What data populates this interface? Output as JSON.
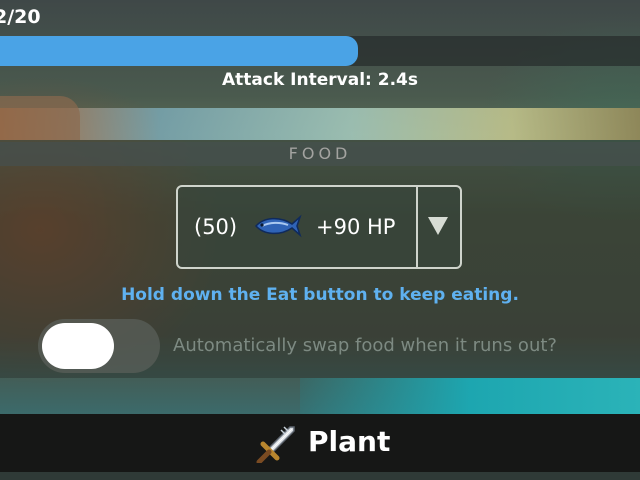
{
  "status": {
    "hp_text": "2/20",
    "hp_fraction": 0.56,
    "attack_interval": "Attack Interval: 2.4s"
  },
  "food": {
    "header": "FOOD",
    "selected": {
      "count": "(50)",
      "icon": "fish-icon",
      "heal": "+90 HP"
    },
    "hint": "Hold down the Eat button to keep eating.",
    "auto_swap_label": "Automatically swap food when it runs out?",
    "auto_swap_enabled": false
  },
  "bottom_bar": {
    "label": "Plant",
    "icon": "sword-icon"
  },
  "colors": {
    "bar_fill": "#4aa3e6",
    "hint_text": "#5fb1f0",
    "bottom_bar_bg": "#161716"
  }
}
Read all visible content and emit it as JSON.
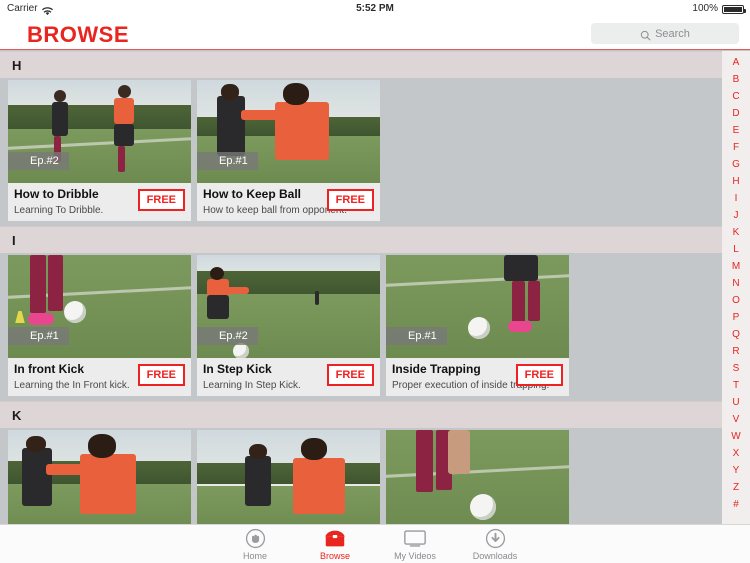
{
  "status_bar": {
    "carrier": "Carrier",
    "wifi_icon": "wifi-icon",
    "time": "5:52 PM",
    "battery_percent": "100%",
    "battery_icon": "battery-full-icon"
  },
  "nav": {
    "title": "BROWSE",
    "accent_color": "#e8251f",
    "search": {
      "placeholder": "Search",
      "value": "",
      "icon": "search-icon"
    }
  },
  "sections": [
    {
      "letter": "H",
      "cards": [
        {
          "episode": "Ep.#2",
          "title": "How to Dribble",
          "subtitle": "Learning To Dribble.",
          "badge": "FREE"
        },
        {
          "episode": "Ep.#1",
          "title": "How to Keep Ball",
          "subtitle": "How to keep ball from opponent.",
          "badge": "FREE"
        }
      ]
    },
    {
      "letter": "I",
      "cards": [
        {
          "episode": "Ep.#1",
          "title": "In front Kick",
          "subtitle": "Learning the In Front kick.",
          "badge": "FREE"
        },
        {
          "episode": "Ep.#2",
          "title": "In Step Kick",
          "subtitle": "Learning In Step Kick.",
          "badge": "FREE"
        },
        {
          "episode": "Ep.#1",
          "title": "Inside Trapping",
          "subtitle": "Proper execution of inside trapping.",
          "badge": "FREE"
        }
      ]
    },
    {
      "letter": "K",
      "cards": [
        {
          "episode": "",
          "title": "",
          "subtitle": "",
          "badge": ""
        },
        {
          "episode": "",
          "title": "",
          "subtitle": "",
          "badge": ""
        },
        {
          "episode": "",
          "title": "",
          "subtitle": "",
          "badge": ""
        }
      ]
    }
  ],
  "index_bar": {
    "letters": [
      "A",
      "B",
      "C",
      "D",
      "E",
      "F",
      "G",
      "H",
      "I",
      "J",
      "K",
      "L",
      "M",
      "N",
      "O",
      "P",
      "Q",
      "R",
      "S",
      "T",
      "U",
      "V",
      "W",
      "X",
      "Y",
      "Z",
      "#"
    ],
    "color": "#e8251f"
  },
  "tab_bar": {
    "active": "Browse",
    "active_color": "#e8251f",
    "inactive_color": "#8a8a8f",
    "tabs": [
      {
        "label": "Home",
        "icon": "fist-circle-icon"
      },
      {
        "label": "Browse",
        "icon": "open-box-icon"
      },
      {
        "label": "My Videos",
        "icon": "tv-monitor-icon"
      },
      {
        "label": "Downloads",
        "icon": "download-circle-icon"
      }
    ]
  }
}
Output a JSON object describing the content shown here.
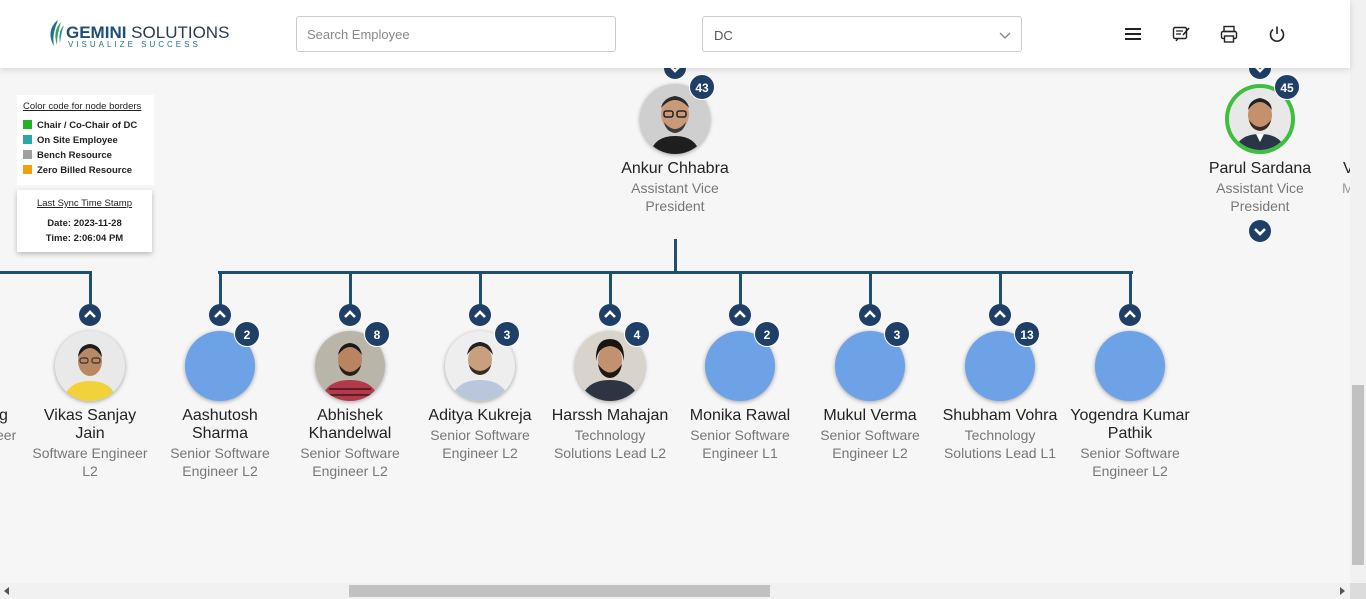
{
  "header": {
    "logo_name_bold": "GEMINI",
    "logo_name_rest": " SOLUTIONS",
    "logo_tagline": "VISUALIZE SUCCESS",
    "search_placeholder": "Search Employee",
    "dc_select_value": "DC",
    "icons": [
      "menu-icon",
      "feedback-icon",
      "print-icon",
      "power-icon"
    ]
  },
  "legend": {
    "title": "Color code for node borders",
    "items": [
      {
        "label": "Chair / Co-Chair of DC",
        "color": "#22b222"
      },
      {
        "label": "On Site Employee",
        "color": "#2aa8a8"
      },
      {
        "label": "Bench Resource",
        "color": "#a0a0a0"
      },
      {
        "label": "Zero Billed Resource",
        "color": "#f0a010"
      }
    ]
  },
  "sync": {
    "title": "Last Sync Time Stamp",
    "date": "Date: 2023-11-28",
    "time": "Time: 2:06:04 PM"
  },
  "top_nodes": [
    {
      "name": "Ankur Chhabra",
      "role_line1": "Assistant Vice",
      "role_line2": "President",
      "count": "43"
    },
    {
      "name": "Parul Sardana",
      "role_line1": "Assistant Vice",
      "role_line2": "President",
      "count": "45"
    }
  ],
  "partial_texts": {
    "left_name": "g",
    "left_role": "eer",
    "right_name": "V",
    "right_role": "M"
  },
  "children": [
    {
      "name1": "Vikas Sanjay",
      "name2": "Jain",
      "role1": "Software Engineer",
      "role2": "L2",
      "count": ""
    },
    {
      "name1": "Aashutosh",
      "name2": "Sharma",
      "role1": "Senior Software",
      "role2": "Engineer L2",
      "count": "2"
    },
    {
      "name1": "Abhishek",
      "name2": "Khandelwal",
      "role1": "Senior Software",
      "role2": "Engineer L2",
      "count": "8"
    },
    {
      "name1": "Aditya Kukreja",
      "name2": "",
      "role1": "Senior Software",
      "role2": "Engineer L2",
      "count": "3"
    },
    {
      "name1": "Harssh Mahajan",
      "name2": "",
      "role1": "Technology",
      "role2": "Solutions Lead L2",
      "count": "4"
    },
    {
      "name1": "Monika Rawal",
      "name2": "",
      "role1": "Senior Software",
      "role2": "Engineer L1",
      "count": "2"
    },
    {
      "name1": "Mukul Verma",
      "name2": "",
      "role1": "Senior Software",
      "role2": "Engineer L2",
      "count": "3"
    },
    {
      "name1": "Shubham Vohra",
      "name2": "",
      "role1": "Technology",
      "role2": "Solutions Lead L1",
      "count": "13"
    },
    {
      "name1": "Yogendra Kumar",
      "name2": "Pathik",
      "role1": "Senior Software",
      "role2": "Engineer L2",
      "count": ""
    }
  ]
}
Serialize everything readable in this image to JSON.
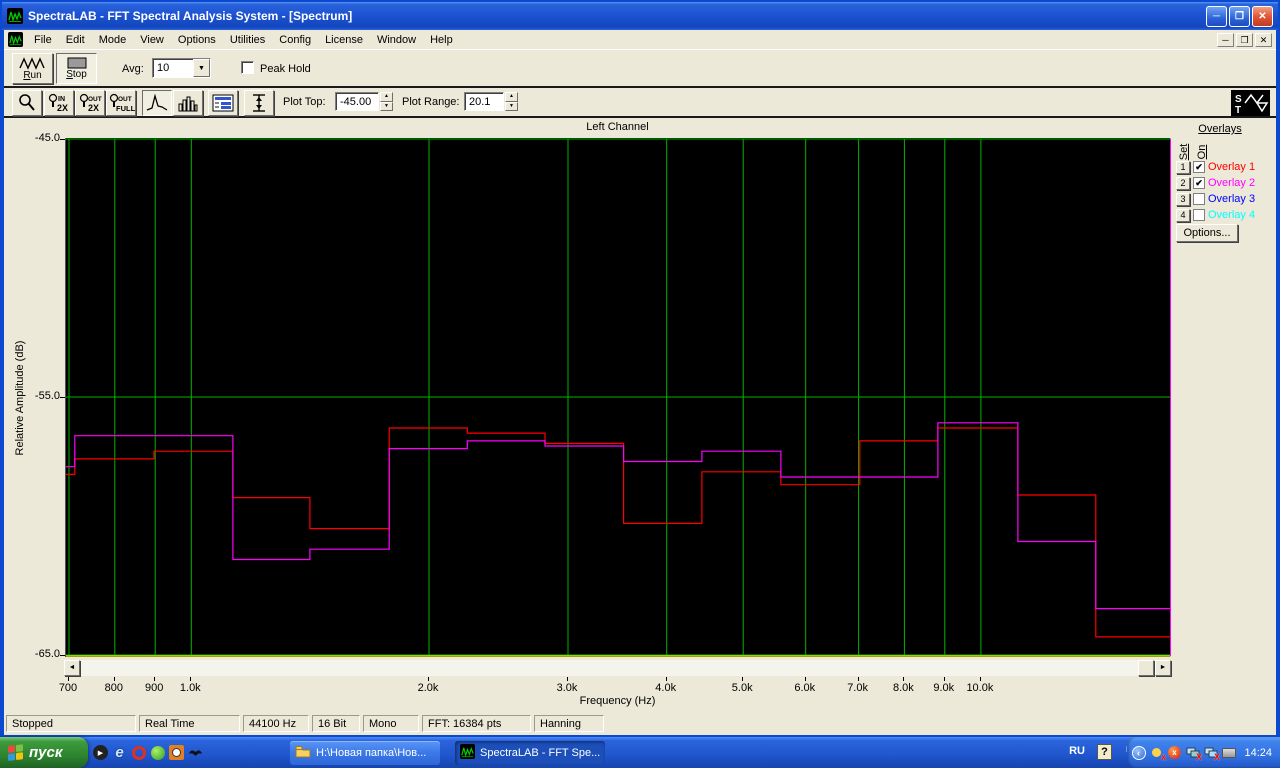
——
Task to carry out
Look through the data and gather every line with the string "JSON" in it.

Reply to the task
What data populates this interface? Output as JSON.
Read all visible content and emit it as JSON.
Output a JSON object describing the content shown here.
Serialize everything readable in this image to JSON.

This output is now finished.